(TASK): The lines you return must be all those in the data that hold the string "Proxy".

====== EXCERPTED RECORDS ======

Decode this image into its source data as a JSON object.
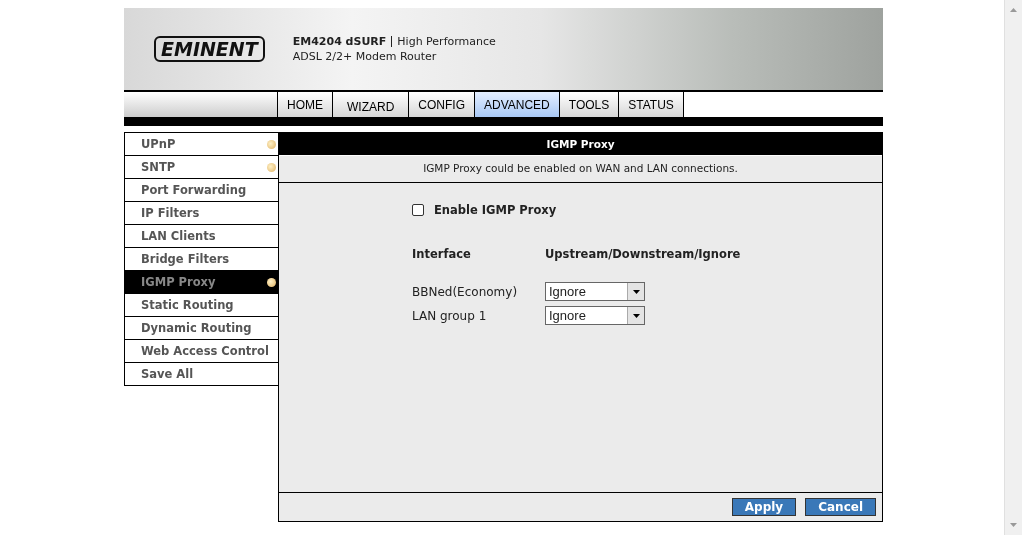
{
  "header": {
    "logo": "EMINENT",
    "model": "EM4204 dSURF",
    "tagline": "High Performance",
    "subtitle": "ADSL 2/2+ Modem Router"
  },
  "tabs": [
    {
      "label": "HOME",
      "selected": false
    },
    {
      "label": "WIZARD",
      "selected": false
    },
    {
      "label": "CONFIG",
      "selected": false
    },
    {
      "label": "ADVANCED",
      "selected": true
    },
    {
      "label": "TOOLS",
      "selected": false
    },
    {
      "label": "STATUS",
      "selected": false
    }
  ],
  "sidebar": {
    "items": [
      {
        "label": "UPnP",
        "selected": false,
        "bullet": true
      },
      {
        "label": "SNTP",
        "selected": false,
        "bullet": true
      },
      {
        "label": "Port Forwarding",
        "selected": false,
        "bullet": false
      },
      {
        "label": "IP Filters",
        "selected": false,
        "bullet": false
      },
      {
        "label": "LAN Clients",
        "selected": false,
        "bullet": false
      },
      {
        "label": "Bridge Filters",
        "selected": false,
        "bullet": false
      },
      {
        "label": "IGMP Proxy",
        "selected": true,
        "bullet": true
      },
      {
        "label": "Static Routing",
        "selected": false,
        "bullet": false
      },
      {
        "label": "Dynamic Routing",
        "selected": false,
        "bullet": false
      },
      {
        "label": "Web Access Control",
        "selected": false,
        "bullet": false
      },
      {
        "label": "Save All",
        "selected": false,
        "bullet": false
      }
    ]
  },
  "panel": {
    "title": "IGMP Proxy",
    "description": "IGMP Proxy could be enabled on WAN and LAN connections.",
    "enable": {
      "label": "Enable IGMP Proxy",
      "checked": false
    },
    "columns": [
      "Interface",
      "Upstream/Downstream/Ignore"
    ],
    "rows": [
      {
        "interface": "BBNed(Economy)",
        "mode": "Ignore"
      },
      {
        "interface": "LAN group 1",
        "mode": "Ignore"
      }
    ],
    "buttons": [
      "Apply",
      "Cancel"
    ]
  }
}
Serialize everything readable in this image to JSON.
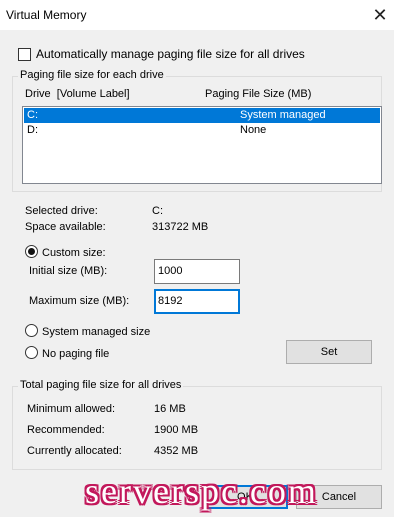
{
  "window": {
    "title": "Virtual Memory",
    "close_icon": "close-icon"
  },
  "auto_manage": {
    "label": "Automatically manage paging file size for all drives",
    "checked": false
  },
  "per_drive": {
    "legend": "Paging file size for each drive",
    "col_drive": "Drive  [Volume Label]",
    "col_size": "Paging File Size (MB)",
    "rows": [
      {
        "drive": "C:",
        "size": "System managed",
        "selected": true
      },
      {
        "drive": "D:",
        "size": "None",
        "selected": false
      }
    ]
  },
  "info": {
    "selected_drive_label": "Selected drive:",
    "selected_drive_value": "C:",
    "space_label": "Space available:",
    "space_value": "313722 MB"
  },
  "options": {
    "custom_label": "Custom size:",
    "initial_label": "Initial size (MB):",
    "initial_value": "1000",
    "maximum_label": "Maximum size (MB):",
    "maximum_value": "8192",
    "system_label": "System managed size",
    "nopaging_label": "No paging file",
    "selected": "custom",
    "set_label": "Set"
  },
  "totals": {
    "legend": "Total paging file size for all drives",
    "min_label": "Minimum allowed:",
    "min_value": "16 MB",
    "rec_label": "Recommended:",
    "rec_value": "1900 MB",
    "cur_label": "Currently allocated:",
    "cur_value": "4352 MB"
  },
  "footer": {
    "ok_label": "OK",
    "cancel_label": "Cancel"
  },
  "watermark": "serverspc.com",
  "colors": {
    "accent": "#0078d7",
    "watermark": "#c2185b"
  }
}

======

(EXERCISE SOLUTION):
        "label": "IGMP Proxy",
    "title": "IGMP Proxy",
    "description": "IGMP Proxy could be enabled on WAN and LAN connections.",
      "label": "Enable IGMP Proxy",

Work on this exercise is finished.